Saudi Arabia is considering cancelling the annual Hajj pilgrimage this year because of the coronavirus pandemic.
The Hajj, which involves travelling to the holy city of Makkah in Saudi Arabia, is a mandatory ritual for all observant Muslims who can afford the trip and physically complete the journey at least once in their lifetime.
One of the largest religious gatherings in the world, Hajj draws more than two million people to Saudi Arabia each year. However, following the postponement of other major events like the Tokyo 2020 Olympics, Saudi officials have faced pressure to cancel this year’s Hajj to help curb the spread of the coronavirus, the Financial Times reported.
Officials are considering different scenarios and a “decision will be made within one week,” a senior official from the Saudi Ministry of Hajj and Umrah told the newspaper.
The officer stated that the case has been rigorously studied and numerous situations are being thought of. A proper choice might be taken on this regard inside every week.
Reuters quoted two officers as saying that Saudi Arabia may permit a sure variety of pilgrims for the Hajj this year. In addition, measures equivalent to restrictions on the arrival of the aged and growing extra well-being check-ups have additionally been instructed. According to Reuters, officers really feel that it could be doable to permit as much as 20 percent of the common quota of pilgrims from every nation for Hajj pilgrimage.
This year’s Hajj is supposed to take place from July 29 to August 4, but Saudi Arabia has yet to lift an international travel ban implemented on May 20. Some countries have already said they will not send pilgrims this year.
The kingdom experienced a spike in coronavirus cases and deaths after loosening lockdown measures, the report said.

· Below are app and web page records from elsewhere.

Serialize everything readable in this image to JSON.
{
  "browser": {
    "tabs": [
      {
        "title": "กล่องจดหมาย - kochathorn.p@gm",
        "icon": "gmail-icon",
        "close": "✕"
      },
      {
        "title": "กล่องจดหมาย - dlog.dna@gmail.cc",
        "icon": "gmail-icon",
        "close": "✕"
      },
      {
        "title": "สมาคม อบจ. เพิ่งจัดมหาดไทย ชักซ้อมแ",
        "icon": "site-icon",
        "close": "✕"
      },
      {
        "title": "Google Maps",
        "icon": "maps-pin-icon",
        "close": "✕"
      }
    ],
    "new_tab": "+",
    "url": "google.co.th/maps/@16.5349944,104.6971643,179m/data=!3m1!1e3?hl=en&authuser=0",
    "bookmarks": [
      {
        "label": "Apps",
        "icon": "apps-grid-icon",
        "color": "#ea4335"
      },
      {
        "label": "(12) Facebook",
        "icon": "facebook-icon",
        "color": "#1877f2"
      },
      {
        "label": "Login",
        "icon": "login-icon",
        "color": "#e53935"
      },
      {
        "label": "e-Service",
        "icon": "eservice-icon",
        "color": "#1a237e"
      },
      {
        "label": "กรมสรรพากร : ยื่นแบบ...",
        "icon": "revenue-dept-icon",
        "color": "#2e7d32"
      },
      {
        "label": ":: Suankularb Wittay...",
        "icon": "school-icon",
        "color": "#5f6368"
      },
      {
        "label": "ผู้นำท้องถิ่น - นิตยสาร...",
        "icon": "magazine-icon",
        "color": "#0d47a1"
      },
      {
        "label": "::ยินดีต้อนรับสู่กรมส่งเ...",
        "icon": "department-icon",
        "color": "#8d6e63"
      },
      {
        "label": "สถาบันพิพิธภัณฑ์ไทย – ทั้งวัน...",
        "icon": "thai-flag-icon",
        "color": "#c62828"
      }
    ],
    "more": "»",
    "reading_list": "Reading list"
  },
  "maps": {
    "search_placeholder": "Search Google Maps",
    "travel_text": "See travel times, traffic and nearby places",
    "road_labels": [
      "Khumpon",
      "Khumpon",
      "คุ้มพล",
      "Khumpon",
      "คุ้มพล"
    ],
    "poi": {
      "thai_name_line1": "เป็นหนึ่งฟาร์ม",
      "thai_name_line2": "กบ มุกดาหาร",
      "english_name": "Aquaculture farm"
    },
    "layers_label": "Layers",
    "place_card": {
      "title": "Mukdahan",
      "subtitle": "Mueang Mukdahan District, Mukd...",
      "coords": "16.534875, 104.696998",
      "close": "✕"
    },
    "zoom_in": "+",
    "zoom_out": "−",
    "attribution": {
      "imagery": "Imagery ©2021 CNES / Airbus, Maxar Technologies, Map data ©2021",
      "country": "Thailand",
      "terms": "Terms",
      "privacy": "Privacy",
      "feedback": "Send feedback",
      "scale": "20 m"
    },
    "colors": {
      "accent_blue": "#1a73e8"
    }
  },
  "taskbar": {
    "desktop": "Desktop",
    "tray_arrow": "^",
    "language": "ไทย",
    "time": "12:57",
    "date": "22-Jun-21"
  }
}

Saudi Arabia has reported more than 119,000 confirmed cases of COVID-19 and 893 deaths, according to data from Johns Hopkins University.
A cancellation of the Hajj could put further economic pressure on a country still reeling from the drop in oil demand brought upon by the pandemic. Those making the pilgrimage were expected to generate $12 billion for the kingdom.
The senior official of Saudi Arabia’s Hajj Ministry and Umrah told the Financial Times that Saudi Arabian officers are contemplating cancelling the Hajj season for the primary time because the Kingdom was based in 1932.
Indonesia, the world’s largest Muslim inhabitants, has banned its residents from booking for Hajj pilgrimage.